◆ Assignment: Go through the material under this sentence. Return every line holding "photo".

◆ Dataset:
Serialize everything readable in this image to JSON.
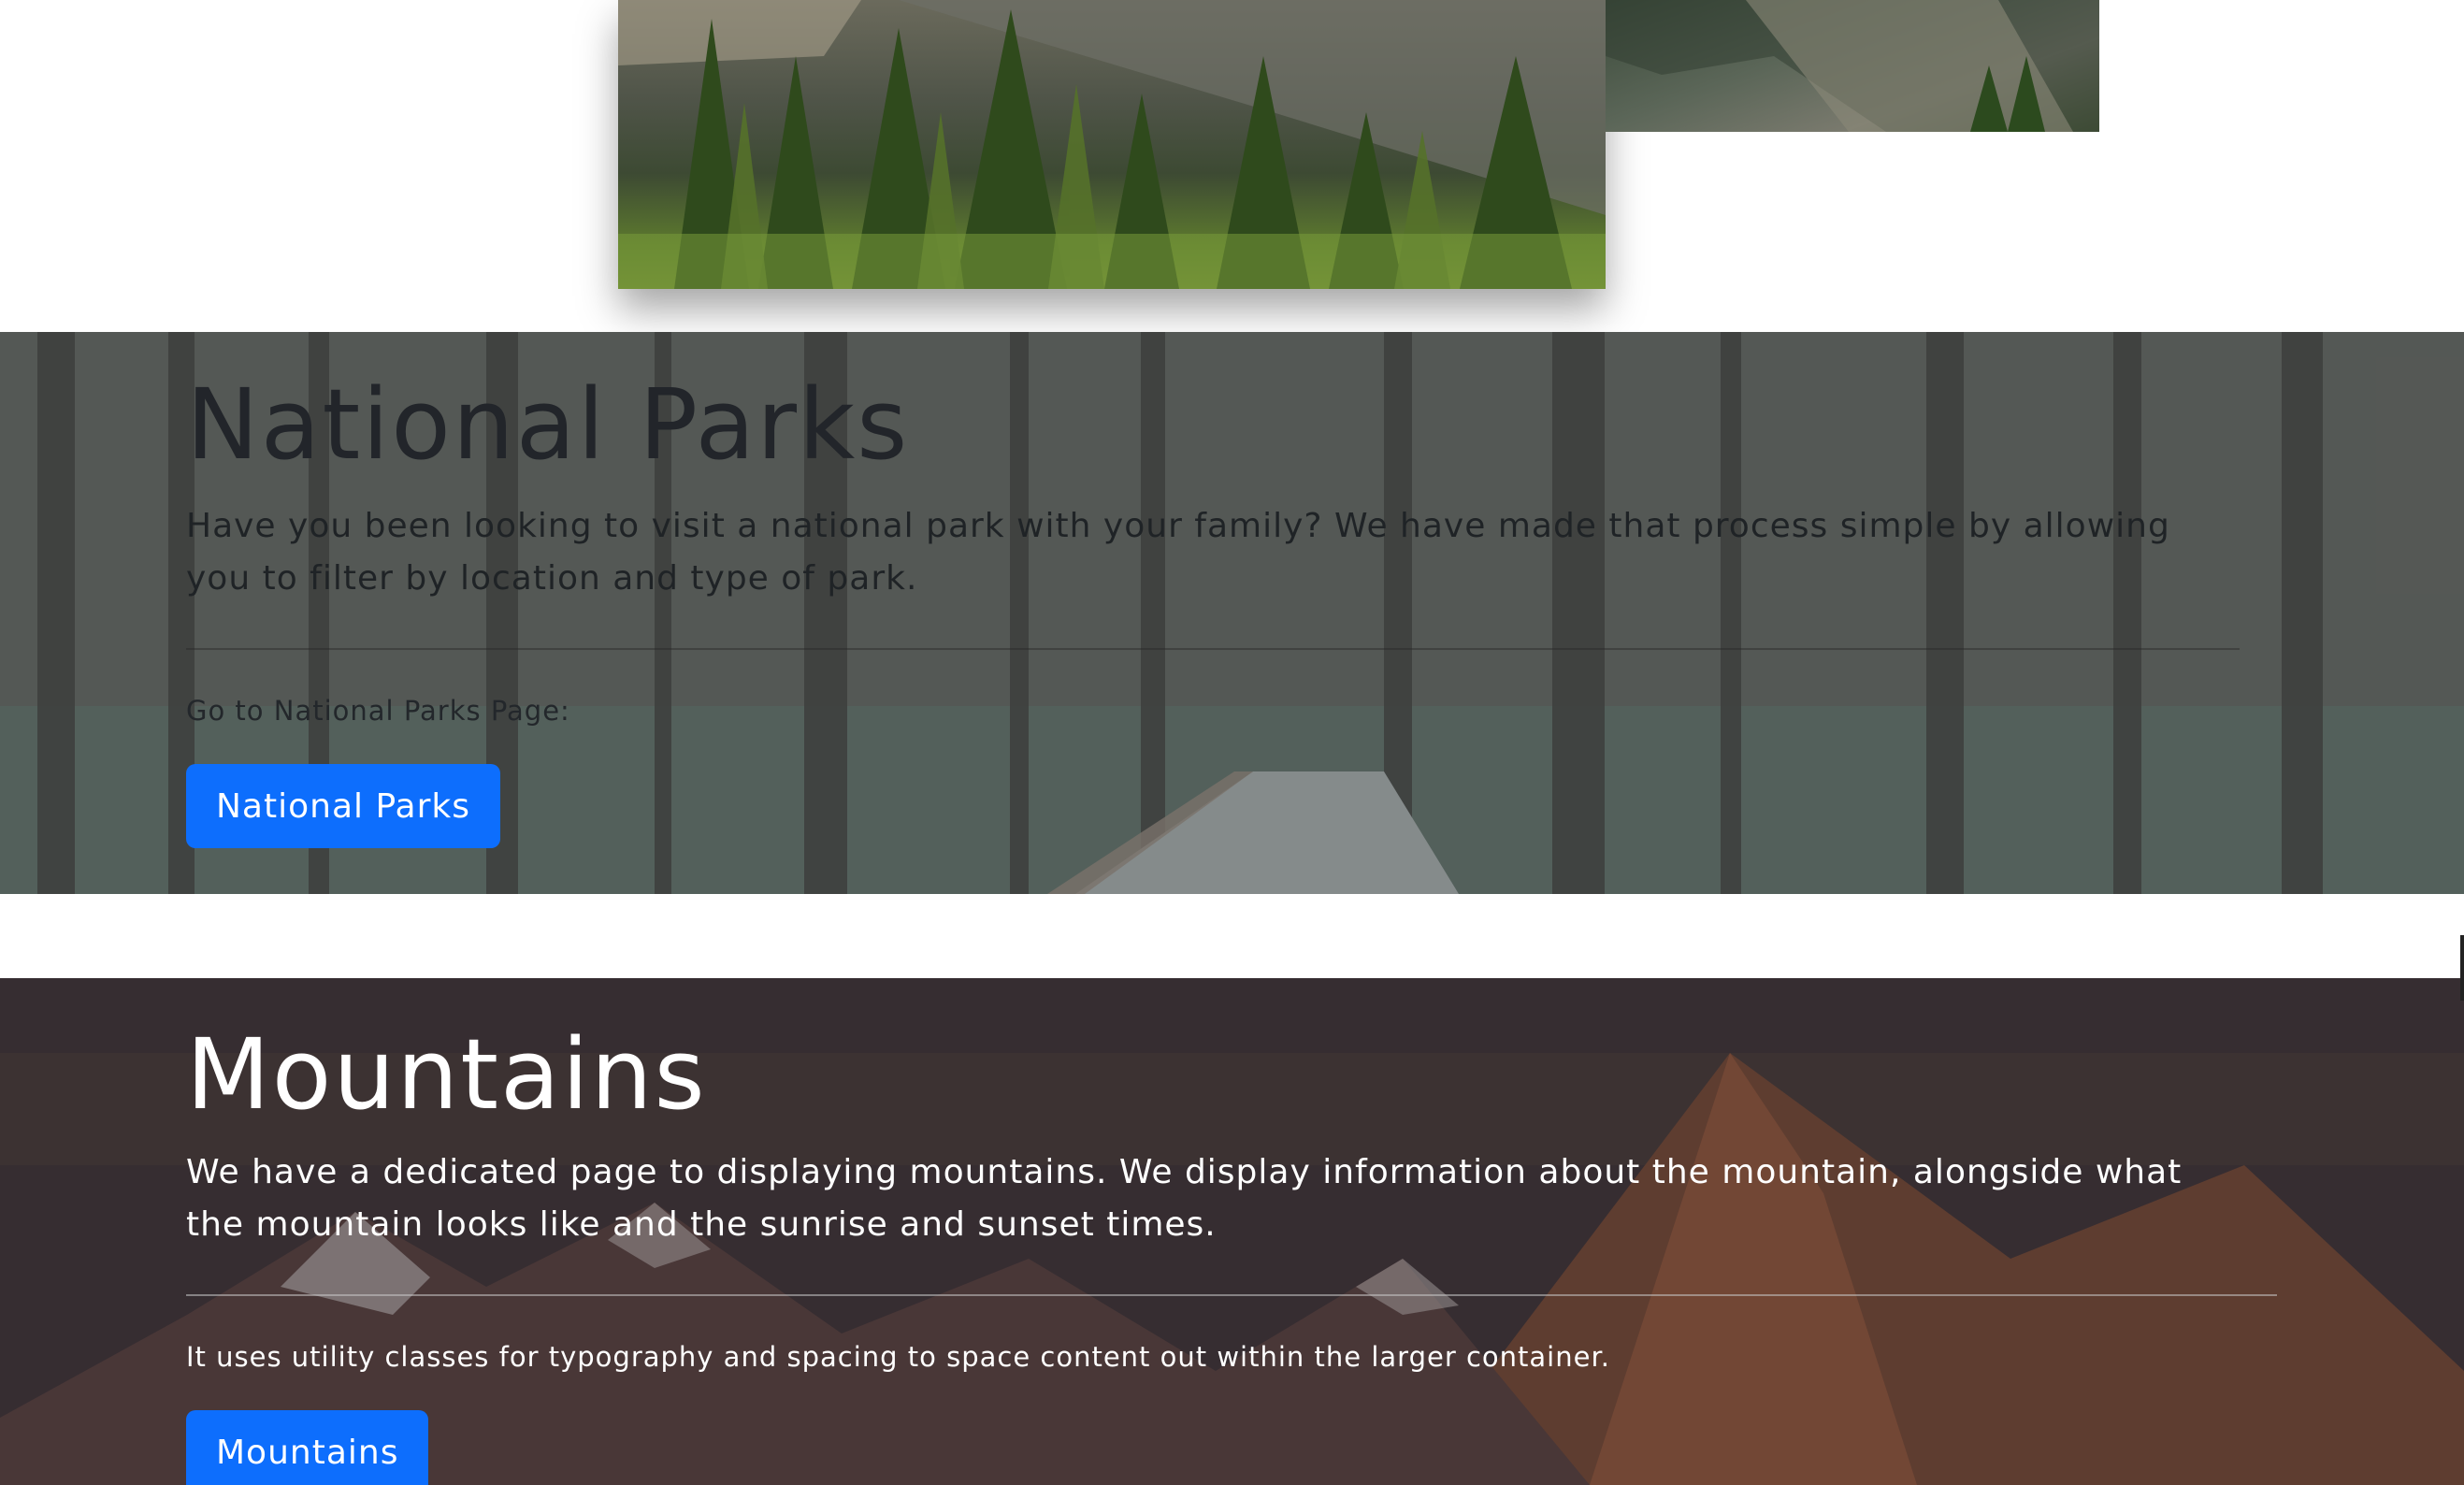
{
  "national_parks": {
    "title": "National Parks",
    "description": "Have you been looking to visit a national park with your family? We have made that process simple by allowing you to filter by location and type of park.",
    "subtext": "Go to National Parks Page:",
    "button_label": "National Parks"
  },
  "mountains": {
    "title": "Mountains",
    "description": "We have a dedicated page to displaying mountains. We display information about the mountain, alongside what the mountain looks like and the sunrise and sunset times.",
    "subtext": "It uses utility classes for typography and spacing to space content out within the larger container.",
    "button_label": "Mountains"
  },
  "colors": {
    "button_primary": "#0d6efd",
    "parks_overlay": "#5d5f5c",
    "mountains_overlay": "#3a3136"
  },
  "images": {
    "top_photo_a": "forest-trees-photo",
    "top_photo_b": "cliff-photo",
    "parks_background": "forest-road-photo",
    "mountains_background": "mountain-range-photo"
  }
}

◆ Output for this task:
    "top_photo_a": "forest-trees-photo",
    "top_photo_b": "cliff-photo",
    "parks_background": "forest-road-photo",
    "mountains_background": "mountain-range-photo"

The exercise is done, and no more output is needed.